EXERCISE MATERIALS:
= = = =
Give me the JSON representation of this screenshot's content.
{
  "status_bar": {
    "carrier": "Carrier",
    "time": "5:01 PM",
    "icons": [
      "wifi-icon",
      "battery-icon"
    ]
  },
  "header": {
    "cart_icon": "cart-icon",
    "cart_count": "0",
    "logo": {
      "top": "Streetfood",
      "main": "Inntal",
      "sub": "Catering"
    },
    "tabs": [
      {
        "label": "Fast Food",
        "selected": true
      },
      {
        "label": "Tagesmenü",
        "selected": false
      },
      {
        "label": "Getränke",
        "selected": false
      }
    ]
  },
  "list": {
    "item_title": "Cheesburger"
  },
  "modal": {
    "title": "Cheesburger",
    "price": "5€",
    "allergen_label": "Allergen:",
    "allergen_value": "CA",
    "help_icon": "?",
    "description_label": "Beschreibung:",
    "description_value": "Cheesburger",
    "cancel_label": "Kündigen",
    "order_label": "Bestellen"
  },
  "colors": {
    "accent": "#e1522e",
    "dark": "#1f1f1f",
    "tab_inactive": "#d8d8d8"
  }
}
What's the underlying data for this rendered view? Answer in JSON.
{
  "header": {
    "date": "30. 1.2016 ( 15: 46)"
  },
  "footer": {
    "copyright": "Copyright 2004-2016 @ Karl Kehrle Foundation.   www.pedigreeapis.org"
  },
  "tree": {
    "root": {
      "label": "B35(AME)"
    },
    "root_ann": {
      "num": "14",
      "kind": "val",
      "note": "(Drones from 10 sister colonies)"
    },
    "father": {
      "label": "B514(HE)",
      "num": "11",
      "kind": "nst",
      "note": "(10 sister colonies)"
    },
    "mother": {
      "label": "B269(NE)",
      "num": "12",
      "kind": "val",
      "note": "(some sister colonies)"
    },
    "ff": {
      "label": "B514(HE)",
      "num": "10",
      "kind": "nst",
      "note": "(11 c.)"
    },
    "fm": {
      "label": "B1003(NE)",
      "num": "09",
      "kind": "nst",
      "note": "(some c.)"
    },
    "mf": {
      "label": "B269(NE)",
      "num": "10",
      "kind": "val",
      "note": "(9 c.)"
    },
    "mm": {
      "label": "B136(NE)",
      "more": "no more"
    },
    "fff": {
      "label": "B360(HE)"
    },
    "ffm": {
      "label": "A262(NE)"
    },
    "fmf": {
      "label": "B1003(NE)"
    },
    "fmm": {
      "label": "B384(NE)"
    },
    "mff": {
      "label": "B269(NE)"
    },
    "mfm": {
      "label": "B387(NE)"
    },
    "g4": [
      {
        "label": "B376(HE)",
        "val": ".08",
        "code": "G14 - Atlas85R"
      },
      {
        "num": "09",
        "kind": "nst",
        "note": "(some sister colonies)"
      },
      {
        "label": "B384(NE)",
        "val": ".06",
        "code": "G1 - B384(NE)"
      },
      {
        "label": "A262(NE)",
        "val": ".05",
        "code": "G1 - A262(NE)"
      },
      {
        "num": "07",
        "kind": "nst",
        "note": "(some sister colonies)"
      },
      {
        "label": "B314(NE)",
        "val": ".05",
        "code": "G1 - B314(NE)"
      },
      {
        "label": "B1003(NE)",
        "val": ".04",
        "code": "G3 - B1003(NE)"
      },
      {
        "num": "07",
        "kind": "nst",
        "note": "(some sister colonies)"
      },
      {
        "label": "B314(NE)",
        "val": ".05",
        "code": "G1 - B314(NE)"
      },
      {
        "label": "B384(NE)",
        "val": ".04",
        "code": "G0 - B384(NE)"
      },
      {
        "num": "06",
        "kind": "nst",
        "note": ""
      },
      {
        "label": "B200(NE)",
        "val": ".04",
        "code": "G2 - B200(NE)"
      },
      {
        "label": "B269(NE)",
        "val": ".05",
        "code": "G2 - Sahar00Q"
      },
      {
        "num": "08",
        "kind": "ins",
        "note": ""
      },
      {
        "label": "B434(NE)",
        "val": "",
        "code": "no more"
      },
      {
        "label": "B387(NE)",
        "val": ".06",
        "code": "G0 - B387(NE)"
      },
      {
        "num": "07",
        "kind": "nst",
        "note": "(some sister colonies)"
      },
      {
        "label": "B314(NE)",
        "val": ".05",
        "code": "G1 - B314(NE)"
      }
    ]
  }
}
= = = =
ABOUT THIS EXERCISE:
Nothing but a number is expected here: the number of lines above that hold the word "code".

EXERCISE RESPONSE:
12